Activity: Word for word, restate all of the entries.

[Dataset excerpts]
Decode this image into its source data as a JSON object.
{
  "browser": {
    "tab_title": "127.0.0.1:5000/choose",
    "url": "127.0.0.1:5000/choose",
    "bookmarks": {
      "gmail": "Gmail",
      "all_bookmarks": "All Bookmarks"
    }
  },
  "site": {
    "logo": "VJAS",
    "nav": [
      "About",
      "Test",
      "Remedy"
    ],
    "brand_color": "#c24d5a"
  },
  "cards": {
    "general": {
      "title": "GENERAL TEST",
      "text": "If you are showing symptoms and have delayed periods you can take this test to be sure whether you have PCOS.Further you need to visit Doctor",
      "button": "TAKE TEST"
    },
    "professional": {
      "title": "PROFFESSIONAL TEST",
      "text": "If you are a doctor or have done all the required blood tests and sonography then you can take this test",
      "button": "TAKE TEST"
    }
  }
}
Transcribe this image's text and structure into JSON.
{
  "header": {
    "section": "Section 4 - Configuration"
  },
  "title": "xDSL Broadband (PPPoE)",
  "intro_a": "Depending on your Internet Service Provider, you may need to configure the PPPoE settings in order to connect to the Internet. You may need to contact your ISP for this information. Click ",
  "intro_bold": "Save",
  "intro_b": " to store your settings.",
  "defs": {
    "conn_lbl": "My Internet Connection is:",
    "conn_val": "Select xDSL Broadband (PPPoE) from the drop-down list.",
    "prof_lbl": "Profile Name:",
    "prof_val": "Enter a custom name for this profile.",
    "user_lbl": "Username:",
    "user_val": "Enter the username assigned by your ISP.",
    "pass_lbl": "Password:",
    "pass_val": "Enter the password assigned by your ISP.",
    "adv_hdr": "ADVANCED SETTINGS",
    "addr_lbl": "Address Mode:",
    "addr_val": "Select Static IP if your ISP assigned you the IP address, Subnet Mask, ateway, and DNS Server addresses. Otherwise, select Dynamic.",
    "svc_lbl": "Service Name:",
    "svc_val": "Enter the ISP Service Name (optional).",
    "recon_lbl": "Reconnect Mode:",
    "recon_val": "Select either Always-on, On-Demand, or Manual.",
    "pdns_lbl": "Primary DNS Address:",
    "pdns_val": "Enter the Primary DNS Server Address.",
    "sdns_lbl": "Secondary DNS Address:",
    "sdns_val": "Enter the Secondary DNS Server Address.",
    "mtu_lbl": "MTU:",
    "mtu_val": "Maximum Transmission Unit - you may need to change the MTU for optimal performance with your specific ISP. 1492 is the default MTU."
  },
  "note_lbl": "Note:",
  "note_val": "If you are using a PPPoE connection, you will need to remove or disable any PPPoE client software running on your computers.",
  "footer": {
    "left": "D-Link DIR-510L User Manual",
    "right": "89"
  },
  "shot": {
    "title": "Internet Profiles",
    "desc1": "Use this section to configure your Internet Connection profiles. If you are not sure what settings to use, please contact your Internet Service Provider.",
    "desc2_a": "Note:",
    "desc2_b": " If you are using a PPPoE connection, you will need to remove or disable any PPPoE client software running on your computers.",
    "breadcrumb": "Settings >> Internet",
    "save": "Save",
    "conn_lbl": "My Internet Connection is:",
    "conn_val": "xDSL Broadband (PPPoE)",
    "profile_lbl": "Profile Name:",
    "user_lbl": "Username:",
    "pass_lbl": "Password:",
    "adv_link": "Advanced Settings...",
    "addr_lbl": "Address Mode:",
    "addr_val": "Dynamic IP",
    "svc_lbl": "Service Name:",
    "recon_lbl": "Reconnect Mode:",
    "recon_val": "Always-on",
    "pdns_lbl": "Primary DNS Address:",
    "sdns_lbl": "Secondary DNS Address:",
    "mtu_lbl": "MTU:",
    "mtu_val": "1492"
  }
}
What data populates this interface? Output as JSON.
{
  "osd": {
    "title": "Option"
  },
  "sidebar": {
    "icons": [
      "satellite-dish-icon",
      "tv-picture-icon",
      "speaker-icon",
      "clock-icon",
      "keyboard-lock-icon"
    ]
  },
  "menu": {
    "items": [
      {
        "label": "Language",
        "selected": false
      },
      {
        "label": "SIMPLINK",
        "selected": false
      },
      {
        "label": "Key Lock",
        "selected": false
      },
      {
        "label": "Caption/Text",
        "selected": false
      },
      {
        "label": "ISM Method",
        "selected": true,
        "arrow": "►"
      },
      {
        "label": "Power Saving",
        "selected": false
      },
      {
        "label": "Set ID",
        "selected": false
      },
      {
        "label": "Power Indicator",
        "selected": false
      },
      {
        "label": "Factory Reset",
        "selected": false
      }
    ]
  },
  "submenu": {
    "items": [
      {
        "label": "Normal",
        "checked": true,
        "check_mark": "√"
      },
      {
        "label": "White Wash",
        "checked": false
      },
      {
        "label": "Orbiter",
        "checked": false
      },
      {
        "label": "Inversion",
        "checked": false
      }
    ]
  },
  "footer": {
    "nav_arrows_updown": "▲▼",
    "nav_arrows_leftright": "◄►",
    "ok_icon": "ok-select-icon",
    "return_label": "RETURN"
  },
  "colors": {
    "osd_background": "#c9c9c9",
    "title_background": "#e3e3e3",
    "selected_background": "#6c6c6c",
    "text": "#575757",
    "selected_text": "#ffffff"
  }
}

Expected answer:
Decode this image into its source data as a JSON object.
{
  "browser": {
    "tab_title": "127.0.0.1:5000/choose",
    "url": "127.0.0.1:5000/choose",
    "bookmarks": {
      "gmail": "Gmail",
      "all_bookmarks": "All Bookmarks"
    }
  },
  "site": {
    "logo": "VJAS",
    "nav": [
      "About",
      "Test",
      "Remedy"
    ],
    "brand_color": "#c24d5a"
  },
  "cards": {
    "general": {
      "title": "GENERAL TEST",
      "text": "If you are showing symptoms and have delayed periods you can take this test to be sure whether you have PCOS.Further you need to visit Doctor",
      "button": "TAKE TEST"
    },
    "professional": {
      "title": "PROFFESSIONAL TEST",
      "text": "If you are a doctor or have done all the required blood tests and sonography then you can take this test",
      "button": "TAKE TEST"
    }
  }
}
Transcribe this image's text and structure into JSON.
{
  "header": {
    "section": "Section 4 - Configuration"
  },
  "title": "xDSL Broadband (PPPoE)",
  "intro_a": "Depending on your Internet Service Provider, you may need to configure the PPPoE settings in order to connect to the Internet. You may need to contact your ISP for this information. Click ",
  "intro_bold": "Save",
  "intro_b": " to store your settings.",
  "defs": {
    "conn_lbl": "My Internet Connection is:",
    "conn_val": "Select xDSL Broadband (PPPoE) from the drop-down list.",
    "prof_lbl": "Profile Name:",
    "prof_val": "Enter a custom name for this profile.",
    "user_lbl": "Username:",
    "user_val": "Enter the username assigned by your ISP.",
    "pass_lbl": "Password:",
    "pass_val": "Enter the password assigned by your ISP.",
    "adv_hdr": "ADVANCED SETTINGS",
    "addr_lbl": "Address Mode:",
    "addr_val": "Select Static IP if your ISP assigned you the IP address, Subnet Mask, ateway, and DNS Server addresses. Otherwise, select Dynamic.",
    "svc_lbl": "Service Name:",
    "svc_val": "Enter the ISP Service Name (optional).",
    "recon_lbl": "Reconnect Mode:",
    "recon_val": "Select either Always-on, On-Demand, or Manual.",
    "pdns_lbl": "Primary DNS Address:",
    "pdns_val": "Enter the Primary DNS Server Address.",
    "sdns_lbl": "Secondary DNS Address:",
    "sdns_val": "Enter the Secondary DNS Server Address.",
    "mtu_lbl": "MTU:",
    "mtu_val": "Maximum Transmission Unit - you may need to change the MTU for optimal performance with your specific ISP. 1492 is the default MTU."
  },
  "note_lbl": "Note:",
  "note_val": "If you are using a PPPoE connection, you will need to remove or disable any PPPoE client software running on your computers.",
  "footer": {
    "left": "D-Link DIR-510L User Manual",
    "right": "89"
  },
  "shot": {
    "title": "Internet Profiles",
    "desc1": "Use this section to configure your Internet Connection profiles. If you are not sure what settings to use, please contact your Internet Service Provider.",
    "desc2_a": "Note:",
    "desc2_b": " If you are using a PPPoE connection, you will need to remove or disable any PPPoE client software running on your computers.",
    "breadcrumb": "Settings >> Internet",
    "save": "Save",
    "conn_lbl": "My Internet Connection is:",
    "conn_val": "xDSL Broadband (PPPoE)",
    "profile_lbl": "Profile Name:",
    "user_lbl": "Username:",
    "pass_lbl": "Password:",
    "adv_link": "Advanced Settings...",
    "addr_lbl": "Address Mode:",
    "addr_val": "Dynamic IP",
    "svc_lbl": "Service Name:",
    "recon_lbl": "Reconnect Mode:",
    "recon_val": "Always-on",
    "pdns_lbl": "Primary DNS Address:",
    "sdns_lbl": "Secondary DNS Address:",
    "mtu_lbl": "MTU:",
    "mtu_val": "1492"
  }
}
What data populates this interface? Output as JSON.
{
  "osd": {
    "title": "Option"
  },
  "sidebar": {
    "icons": [
      "satellite-dish-icon",
      "tv-picture-icon",
      "speaker-icon",
      "clock-icon",
      "keyboard-lock-icon"
    ]
  },
  "menu": {
    "items": [
      {
        "label": "Language",
        "selected": false
      },
      {
        "label": "SIMPLINK",
        "selected": false
      },
      {
        "label": "Key Lock",
        "selected": false
      },
      {
        "label": "Caption/Text",
        "selected": false
      },
      {
        "label": "ISM Method",
        "selected": true,
        "arrow": "►"
      },
      {
        "label": "Power Saving",
        "selected": false
      },
      {
        "label": "Set ID",
        "selected": false
      },
      {
        "label": "Power Indicator",
        "selected": false
      },
      {
        "label": "Factory Reset",
        "selected": false
      }
    ]
  },
  "submenu": {
    "items": [
      {
        "label": "Normal",
        "checked": true,
        "check_mark": "√"
      },
      {
        "label": "White Wash",
        "checked": false
      },
      {
        "label": "Orbiter",
        "checked": false
      },
      {
        "label": "Inversion",
        "checked": false
      }
    ]
  },
  "footer": {
    "nav_arrows_updown": "▲▼",
    "nav_arrows_leftright": "◄►",
    "ok_icon": "ok-select-icon",
    "return_label": "RETURN"
  },
  "colors": {
    "osd_background": "#c9c9c9",
    "title_background": "#e3e3e3",
    "selected_background": "#6c6c6c",
    "text": "#575757",
    "selected_text": "#ffffff"
  }
}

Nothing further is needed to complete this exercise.